  13. Donna Wood

    Wow, Mr. Bergen, I ,admittedly, did not realize that! I mean, I know I've heard something in the past but I just did not realize to what extent and what impact! So that's what all the fuss comes down to, drugs? Am I reading your article right? Don't get me wrong, it's a great piece Mr. Bergen, I just did not realize is all I'm saying! But thanks to you I now have a better understanding of the situation. Please be safe over there everyone because that is just a horrible reason to risk your lives for. When I think of this reason being what our men and women are over there dying for, it makes my stomach churn! Everyone please be safe and come home whole and alive!

    Donna Wood
    Lexington, Tennessee

    September 9, 2009 at 3:35 pm |
  14. Brandi Donoghue

    I think that you are doing a great job covering the bigger picture over there. My husband is there right now along with so many others and it is nice to see what they are going through other than what we read about in our sparse letters and 5 minute monthly phone calls. I am so glad that you have chosen to give the American people eyes on what these young sons, fathers and husbands have to go through all in the name of Freedom! Thank you so much from the wives of Bravo Co. 1/5

    September 9, 2009 at 2:13 pm |
  15. Kathleen Cook

    My youngest son is with Echo Co Marines in Afghanistan, and I find it absolutely bizarre that he is placing his life on the line to defend this nation of ours, when the rules of engagement are putting the Afghan people first.. Were we able to tell who were terrorists, and who were Americans when they blew up the World Trade Center. How in the world can he establish who the enemy is over there, as well as keep himself safe????. My son joined the military to serve this country, NOT to act as a social worker for a people that are full of corruption and poverty, and whose main source of income is heroin. He is living in Hell, and the President can not even decide what he wants to do about the war????? He is too busy trying to get a health care objective established?? What is the matter with this picture? As a people, we need to establish our own perimeters of safety FIRST. As for my "precious" 20 year old son. I hope and pray everyday that he stays alive long enough to start his life and live with some kind peace of mind that he did his best to be a good soldier for the United States Of America..
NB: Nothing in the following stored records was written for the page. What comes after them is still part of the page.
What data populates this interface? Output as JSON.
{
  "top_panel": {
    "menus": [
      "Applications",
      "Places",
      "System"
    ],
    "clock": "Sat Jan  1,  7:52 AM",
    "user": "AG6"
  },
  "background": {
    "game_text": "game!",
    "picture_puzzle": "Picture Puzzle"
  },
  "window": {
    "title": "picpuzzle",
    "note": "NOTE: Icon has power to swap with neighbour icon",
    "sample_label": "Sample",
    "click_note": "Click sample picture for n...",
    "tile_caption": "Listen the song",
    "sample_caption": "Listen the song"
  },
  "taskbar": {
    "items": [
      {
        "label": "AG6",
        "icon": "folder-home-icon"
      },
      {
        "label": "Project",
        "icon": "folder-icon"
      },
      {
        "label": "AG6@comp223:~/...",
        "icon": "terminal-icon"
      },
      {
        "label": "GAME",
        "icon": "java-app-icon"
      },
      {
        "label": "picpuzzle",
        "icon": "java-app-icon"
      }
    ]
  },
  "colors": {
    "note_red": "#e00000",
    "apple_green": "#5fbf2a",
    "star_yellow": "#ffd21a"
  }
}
    September 9, 2009 at 1:52 pm |
  16. Mina

    About these IEDs... I'm not as informed as I would like to be (which is partly why I appreciate you being over there to report back to us) but I did hear there are vehicles and more advanced machinery now being tested that can detect IEDs.

    Why are our troops patrolling along simply in search of these devices that are killing them? Can we not provide better equipment to keep them away from unnecessary harm?
    ...Just questions, would love some answers.

    September 9, 2009 at 12:18 pm |
  17. Cindy

    Peter,
    Great post!! Unfortunately when people have no means of making money they will turn to doing things that they usually would never imagine themselves doing to take care of themselves and their families. Unfortunately for us that entails planting IED's to kill our soldiers. I don't see that changing unless somehow jobs can be brought in that pay more than the Taliban are willing to pay them.

    You all would pick the most dangerous place to go now wouldn't ya!? Please stay safe over there!

    Cindy..Ga.

    September 9, 2009 at 9:10 am |